Before 2020, construction was the second least digitized industry in the world after agriculture. Today, technology is making worksites faster, safer, and smarter—and drones play an essential role in this new era of digital tools.
This post will point you in the right direction and help ensure you have everything you need to start drone surveying on your worksite.
The most obvious tool in your drone surveying kit is the hardware: the drone itself, plus complementary tech like AeroPoints to guarantee accurate results.
Over the past several years, advances in technology have made drones more accurate and affordable—the perfect tool for contractors looking to upgrade their operations. They provide the centimeter-level accuracy of a traditional base and rover, but without the special training and advanced education required to use them.
Drones come in many different shapes and sizes, and each has unique benefits depending on your needs. There are three main elements to consider when choosing the right drone for your worksite:
If you’re flying large worksites, look at fixed-wing or fixed-wing VTOL (vertical takeoff and landing) drones. They fly much faster than quadcopters, making them a good fit for large areas. Depending on the task at hand, flying one fixed-wing drone can be more efficient than flying several multirotor UAVs (unmanned aerial vehicles). Fixed-wing drones also can fly much longer on a single battery charge.
On the other hand, fixed-wing drones can’t hover. They need more space to make turns and a runway for takeoff and landing. VTOL drones are the exception, as they can take off and land vertically—hence the name. Smaller sites or urban environments might be better surveyed with a quadcopter, since they probably don’t require the speed and battery longevity of fixed-wing drones.
As a general rule, sites under 200 hectares (or 500 acres) can be surveyed comfortably with a quadcopter.

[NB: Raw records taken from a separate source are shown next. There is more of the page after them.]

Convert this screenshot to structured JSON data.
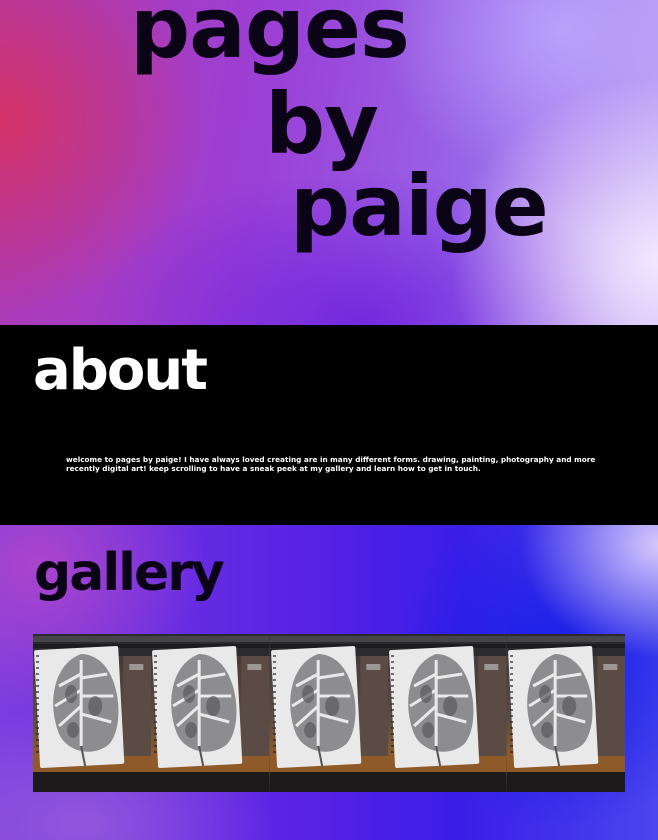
{
  "hero": {
    "title_lines": [
      "pages",
      "by",
      "paige"
    ]
  },
  "about": {
    "heading": "about",
    "text": "welcome to pages by paige! I have always loved creating are in many different forms. drawing, painting, photography and more recently digital art! keep scrolling to have a sneak peek at my gallery and learn how to get in touch."
  },
  "gallery": {
    "heading": "gallery",
    "images": [
      {
        "icon": "monstera-leaf-sketchbook-photo"
      },
      {
        "icon": "monstera-leaf-sketchbook-photo"
      },
      {
        "icon": "monstera-leaf-sketchbook-photo"
      },
      {
        "icon": "monstera-leaf-sketchbook-photo"
      },
      {
        "icon": "monstera-leaf-sketchbook-photo"
      }
    ]
  },
  "colors": {
    "text_dark": "#0b0416",
    "about_bg": "#000000",
    "text_light": "#ffffff"
  }
}
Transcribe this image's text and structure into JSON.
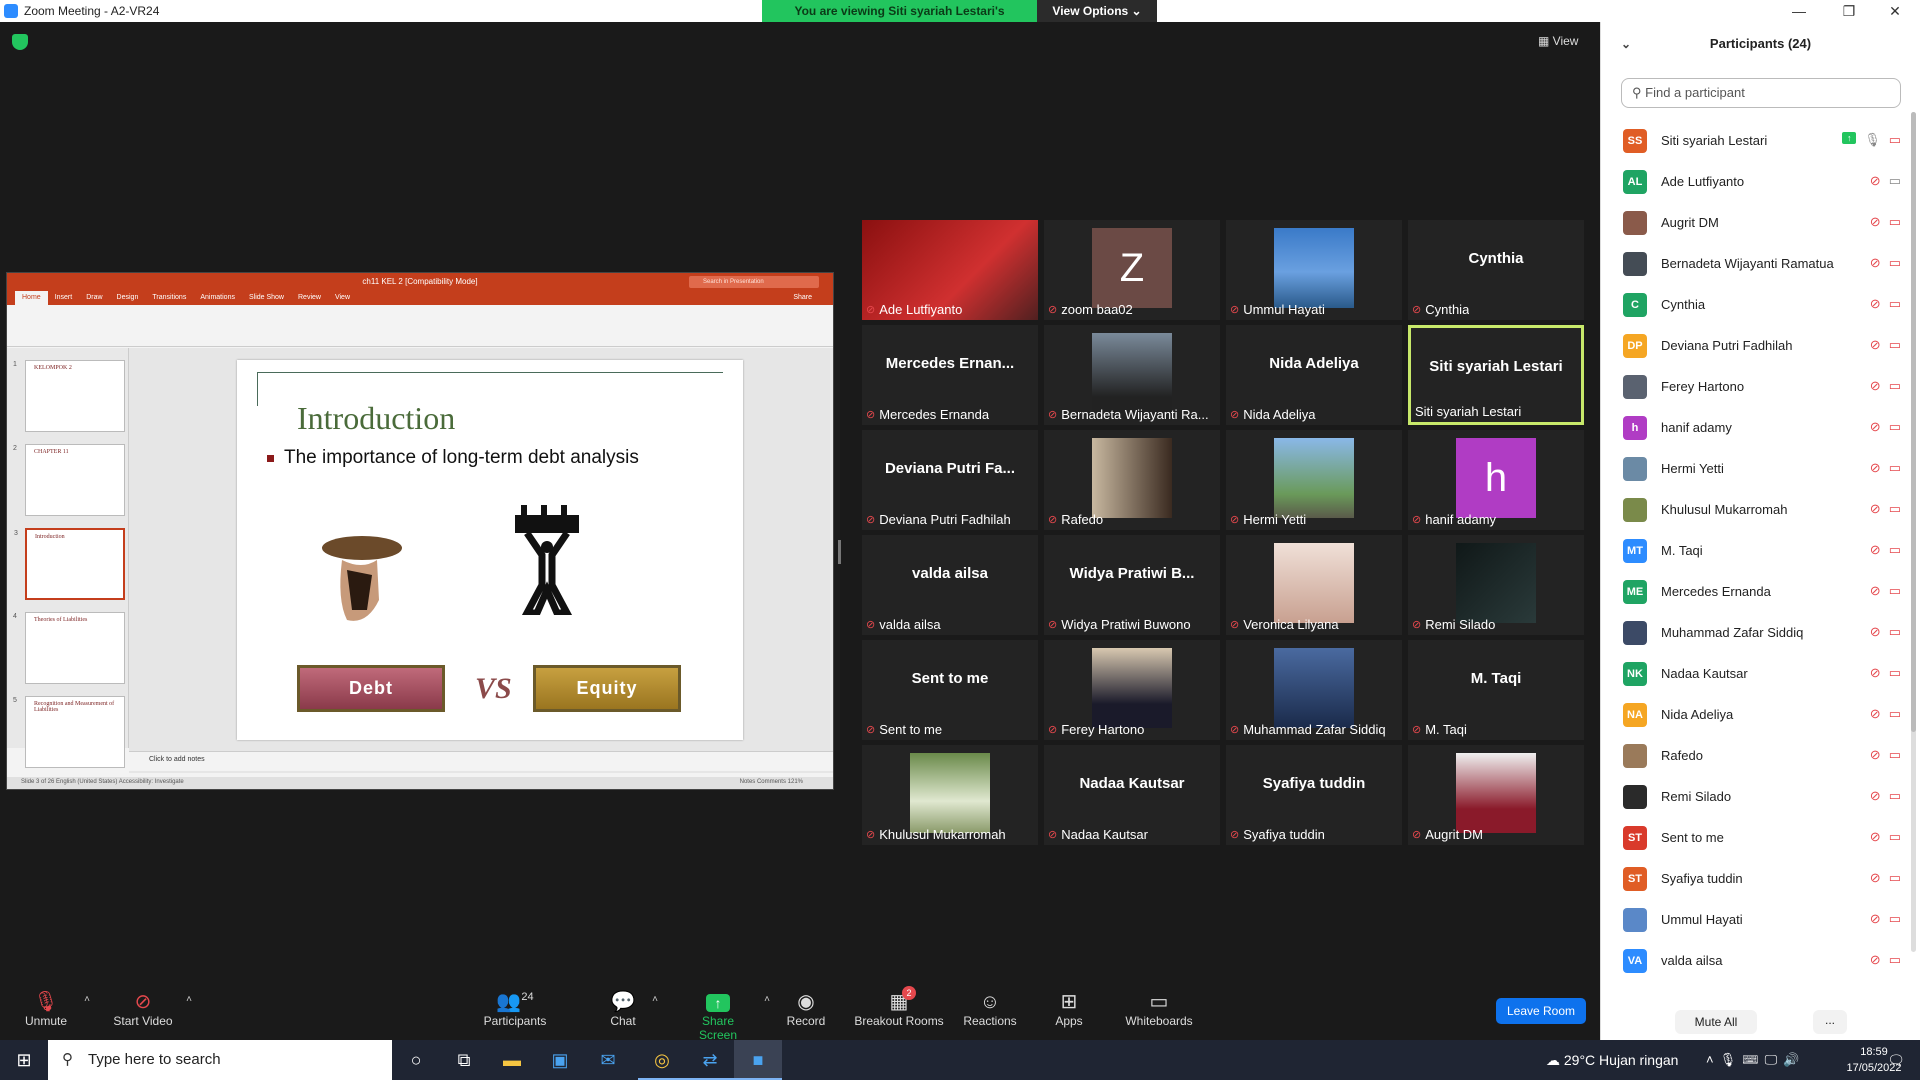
{
  "window": {
    "title": "Zoom Meeting - A2-VR24",
    "viewing_banner": "You are viewing Siti syariah Lestari's screen",
    "view_options": "View Options ⌄",
    "view_button": "View"
  },
  "shared_screen": {
    "ppt_title": "ch11 KEL 2 [Compatibility Mode]",
    "ppt_search": "Search in Presentation",
    "ppt_tabs": [
      "Home",
      "Insert",
      "Draw",
      "Design",
      "Transitions",
      "Animations",
      "Slide Show",
      "Review",
      "View"
    ],
    "share_btn": "Share",
    "slide_title": "Introduction",
    "slide_bullet": "The importance of long-term debt analysis",
    "debt_label": "Debt",
    "vs_label": "VS",
    "equity_label": "Equity",
    "notes_placeholder": "Click to add notes",
    "status_left": "Slide 3 of 26    English (United States)    Accessibility: Investigate",
    "status_right": "Notes    Comments    121%",
    "thumbnails": [
      {
        "num": "1",
        "title": "KELOMPOK 2"
      },
      {
        "num": "2",
        "title": "CHAPTER 11"
      },
      {
        "num": "3",
        "title": "Introduction"
      },
      {
        "num": "4",
        "title": "Theories of Liabilities"
      },
      {
        "num": "5",
        "title": "Recognition and Measurement of Liabilities"
      }
    ]
  },
  "tiles": [
    {
      "name": "Ade Lutfiyanto",
      "big": "",
      "kind": "photo-red"
    },
    {
      "name": "zoom baa02",
      "big": "",
      "kind": "letter-z"
    },
    {
      "name": "Ummul Hayati",
      "big": "",
      "kind": "photo-sea"
    },
    {
      "name": "Cynthia",
      "big": "Cynthia",
      "kind": "text"
    },
    {
      "name": "Mercedes Ernanda",
      "big": "Mercedes  Ernan...",
      "kind": "text"
    },
    {
      "name": "Bernadeta Wijayanti Ra...",
      "big": "",
      "kind": "photo-face"
    },
    {
      "name": "Nida Adeliya",
      "big": "Nida Adeliya",
      "kind": "text"
    },
    {
      "name": "Siti syariah Lestari",
      "big": "Siti syariah Lestari",
      "kind": "text-active"
    },
    {
      "name": "Deviana Putri Fadhilah",
      "big": "Deviana Putri Fa...",
      "kind": "text"
    },
    {
      "name": "Rafedo",
      "big": "",
      "kind": "photo-room"
    },
    {
      "name": "Hermi Yetti",
      "big": "",
      "kind": "photo-outdoor"
    },
    {
      "name": "hanif adamy",
      "big": "",
      "kind": "letter-h"
    },
    {
      "name": "valda ailsa",
      "big": "valda ailsa",
      "kind": "text"
    },
    {
      "name": "Widya Pratiwi Buwono",
      "big": "Widya Pratiwi B...",
      "kind": "text"
    },
    {
      "name": "Veronica Lilyana",
      "big": "",
      "kind": "photo-face-light"
    },
    {
      "name": "Remi Silado",
      "big": "",
      "kind": "photo-dark"
    },
    {
      "name": "Sent to me",
      "big": "Sent to me",
      "kind": "text"
    },
    {
      "name": "Ferey Hartono",
      "big": "",
      "kind": "photo-suit"
    },
    {
      "name": "Muhammad Zafar Siddiq",
      "big": "",
      "kind": "photo-mask"
    },
    {
      "name": "M. Taqi",
      "big": "M. Taqi",
      "kind": "text"
    },
    {
      "name": "Khulusul Mukarromah",
      "big": "",
      "kind": "photo-flowers"
    },
    {
      "name": "Nadaa Kautsar",
      "big": "Nadaa Kautsar",
      "kind": "text"
    },
    {
      "name": "Syafiya tuddin",
      "big": "Syafiya tuddin",
      "kind": "text"
    },
    {
      "name": "Augrit DM",
      "big": "",
      "kind": "photo-hijab"
    }
  ],
  "panel": {
    "title": "Participants (24)",
    "search_placeholder": "Find a participant",
    "mute_all": "Mute All",
    "more": "...",
    "participants": [
      {
        "initials": "SS",
        "name": "Siti syariah Lestari",
        "color": "#e05d25",
        "sharing": true
      },
      {
        "initials": "AL",
        "name": "Ade Lutfiyanto",
        "color": "#1fa463",
        "sharing": false
      },
      {
        "initials": "",
        "name": "Augrit DM",
        "color": "#8a5a4a",
        "sharing": false
      },
      {
        "initials": "",
        "name": "Bernadeta Wijayanti Ramatua",
        "color": "#444c55",
        "sharing": false
      },
      {
        "initials": "C",
        "name": "Cynthia",
        "color": "#1fa463",
        "sharing": false
      },
      {
        "initials": "DP",
        "name": "Deviana Putri Fadhilah",
        "color": "#f5a623",
        "sharing": false
      },
      {
        "initials": "",
        "name": "Ferey Hartono",
        "color": "#5a6270",
        "sharing": false
      },
      {
        "initials": "h",
        "name": "hanif adamy",
        "color": "#b03cc4",
        "sharing": false
      },
      {
        "initials": "",
        "name": "Hermi Yetti",
        "color": "#6b8aa5",
        "sharing": false
      },
      {
        "initials": "",
        "name": "Khulusul Mukarromah",
        "color": "#7a8a4a",
        "sharing": false
      },
      {
        "initials": "MT",
        "name": "M. Taqi",
        "color": "#2d8cff",
        "sharing": false
      },
      {
        "initials": "ME",
        "name": "Mercedes Ernanda",
        "color": "#1fa463",
        "sharing": false
      },
      {
        "initials": "",
        "name": "Muhammad Zafar Siddiq",
        "color": "#3c4a66",
        "sharing": false
      },
      {
        "initials": "NK",
        "name": "Nadaa Kautsar",
        "color": "#1fa463",
        "sharing": false
      },
      {
        "initials": "NA",
        "name": "Nida Adeliya",
        "color": "#f5a623",
        "sharing": false
      },
      {
        "initials": "",
        "name": "Rafedo",
        "color": "#9a7a5a",
        "sharing": false
      },
      {
        "initials": "",
        "name": "Remi Silado",
        "color": "#2a2a2a",
        "sharing": false
      },
      {
        "initials": "ST",
        "name": "Sent to me",
        "color": "#d93a2b",
        "sharing": false
      },
      {
        "initials": "ST",
        "name": "Syafiya tuddin",
        "color": "#e05d25",
        "sharing": false
      },
      {
        "initials": "",
        "name": "Ummul Hayati",
        "color": "#5a88c8",
        "sharing": false
      },
      {
        "initials": "VA",
        "name": "valda ailsa",
        "color": "#2d8cff",
        "sharing": false
      }
    ]
  },
  "toolbar": {
    "unmute": "Unmute",
    "start_video": "Start Video",
    "participants": "Participants",
    "participants_count": "24",
    "chat": "Chat",
    "share_screen": "Share Screen",
    "record": "Record",
    "breakout": "Breakout Rooms",
    "breakout_badge": "2",
    "reactions": "Reactions",
    "apps": "Apps",
    "whiteboards": "Whiteboards",
    "leave": "Leave Room"
  },
  "taskbar": {
    "search_placeholder": "Type here to search",
    "weather": "29°C  Hujan ringan",
    "time": "18:59",
    "date": "17/05/2022"
  }
}
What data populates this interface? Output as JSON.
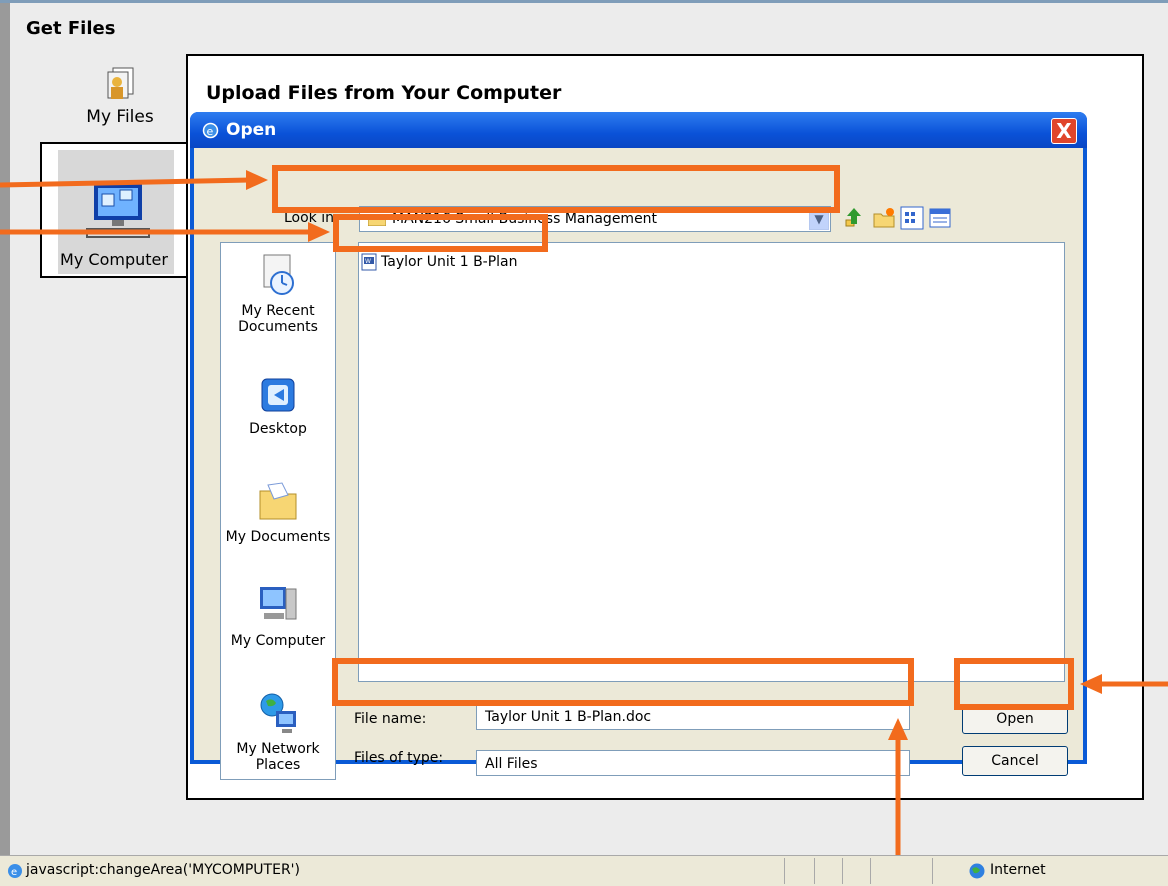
{
  "page": {
    "title": "Get Files",
    "nav": {
      "my_files": "My Files",
      "my_computer": "My Computer"
    },
    "upload_title": "Upload Files from Your Computer"
  },
  "dialog": {
    "title": "Open",
    "close_label": "X",
    "look_in_label": "Look in:",
    "look_in_value": "MAN216 Small Business Management",
    "places": [
      {
        "label": "My Recent Documents"
      },
      {
        "label": "Desktop"
      },
      {
        "label": "My Documents"
      },
      {
        "label": "My Computer"
      },
      {
        "label": "My Network Places"
      }
    ],
    "files": [
      {
        "name": "Taylor Unit 1 B-Plan"
      }
    ],
    "file_name_label": "File name:",
    "file_name_value": "Taylor Unit 1 B-Plan.doc",
    "files_of_type_label": "Files of type:",
    "files_of_type_value": "All Files",
    "open_button": "Open",
    "cancel_button": "Cancel"
  },
  "statusbar": {
    "message": "javascript:changeArea('MYCOMPUTER')",
    "zone": "Internet"
  },
  "colors": {
    "highlight": "#f26b1d",
    "title_bar": "#0a52d8"
  }
}
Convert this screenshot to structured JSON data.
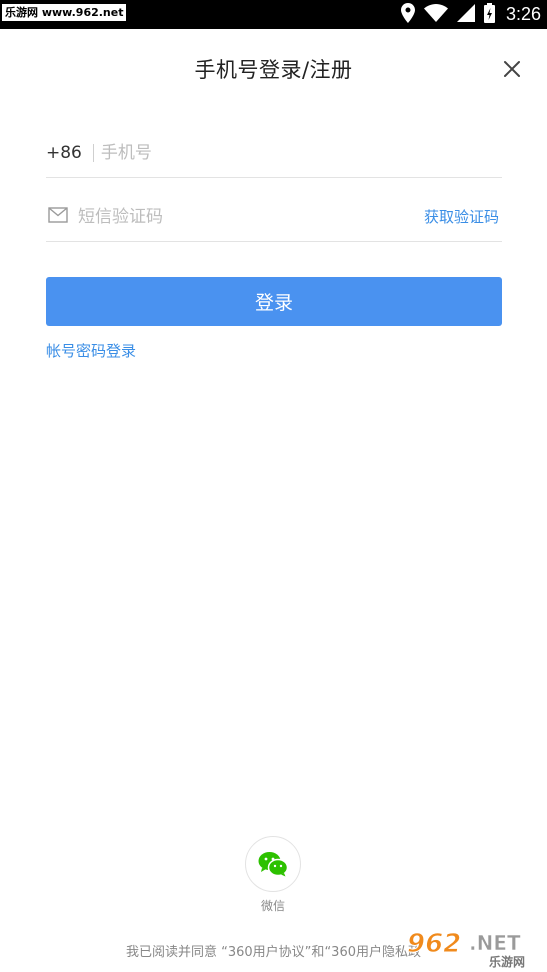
{
  "status_bar": {
    "watermark": "乐游网 www.962.net",
    "time": "3:26",
    "icons": [
      "location-icon",
      "wifi-icon",
      "signal-icon",
      "battery-icon"
    ]
  },
  "header": {
    "title": "手机号登录/注册",
    "close_icon": "close-icon"
  },
  "phone": {
    "country_code": "+86",
    "placeholder": "手机号",
    "value": ""
  },
  "sms": {
    "icon": "mail-icon",
    "placeholder": "短信验证码",
    "value": "",
    "get_code_label": "获取验证码"
  },
  "login_button_label": "登录",
  "password_login_label": "帐号密码登录",
  "social": {
    "wechat_label": "微信",
    "wechat_icon": "wechat-icon"
  },
  "agreement": {
    "prefix": "我已阅读并同意 ",
    "user_agreement": "“360用户协议”",
    "and": "和",
    "privacy_policy": "“360用户隐私政"
  },
  "site_watermark": {
    "number": "962",
    "suffix": ".NET",
    "name": "乐游网"
  },
  "colors": {
    "accent": "#4a92f0",
    "link": "#3a8ee6",
    "divider": "#e3e3e3",
    "wechat": "#2dc100"
  }
}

For larger worksites, consider a fixed-wing or fixed-wing VTOL drone.
You can check out some of our recommended drones here.
A high-quality surveying camera should have a 20MP sensor or better. You’ll also want to look out for the camera specifications that impact ground sample distance (GSD) and image resolution.
The camera isn’t necessarily tied to a specific type of drone. Some drones allow for camera swapping while others don’t, so that’s important to keep in mind. Make sure the drone you invest in can capture high-quality images.
For a deeper dive into drone cameras, check out this post.
Of course, money matters—especially when you’re making a new investment. Fixed-wing and VTOL drones typically cost about 3.5 times as much as quadcopters, so your budget is a factor.
That said, choose your drone with the total cost of ownership in mind. Quadcopters often have a shorter lifespan, with more moving parts and lower quality. Depending on frequency of use, you may end up replacing a quadcopter every couple of years, while fixed-wing and VTOL drones will last longer.
Still wondering about the best drone for you? Click here for our recommended survey drones.
While drone surveying can be done without ground control points (GCPs), you’ll get much higher accuracy if you use ground control. Fortunately, high-tech hardware exists that makes ground control easier, too.
Propeller’s AeroPoints are GPS-enabled smart ground control points. They deliver the same level of precision as traditional control without the hassle. Simply place one on the ground near your launch site, turn it on, and fly your mission. If you choose a PPK (post-processing kinematic) workflow, the AeroPoint functions as a base station and GCP rolled into one, helping to ‘pin’ RTK-enabled drone images to the ground. This makes it the fastest method for achieving survey-grade results.
Okay, so you’ve got all the equipment and software you need to start drone surveying. Now all that’s left is the knowledge required to use it.
Drone hardware is pretty straightforward to operate these days, but there are basic licensing steps before you can fly your UAV. Primarily, this step is meant to ensure that drone pilots understand their local and regional airspace. Check out this post for country-specific information on what’s required before you fly.
Once you’re ready to fly your site, the process is fairly straightforward: power on your AeroPoint for ground control, fly your drone for at least ten minutes, and that’s it—you’ve completed your aerial drone survey.
Next, you’ll upload your data to a software application.
Once the drone has collected images and GPS data, you’ll need software to make sense of everything and convert that data into 3D maps. If you use a PPK workflow, your drone’s positional data is refined after the flight using data from a base station or other known point on the ground.
Factors to consider when determining the software setup that’s right for you include:
Propeller’s automated drone image and PPK geotag processing with photogrammetry is a practical way to process and visualize drone data. It’s also compatible with any local coordinate reference system you’re using. Generally, you’ll get your data back within 24 hours of flying your site, and gain a number of benefits from letting us do processing, including:
The accurate data you can get from drone surveying and processing with Propeller can help take your business to the next level and improve those important conversations with your project teams and customers. This will lead to more successful projects.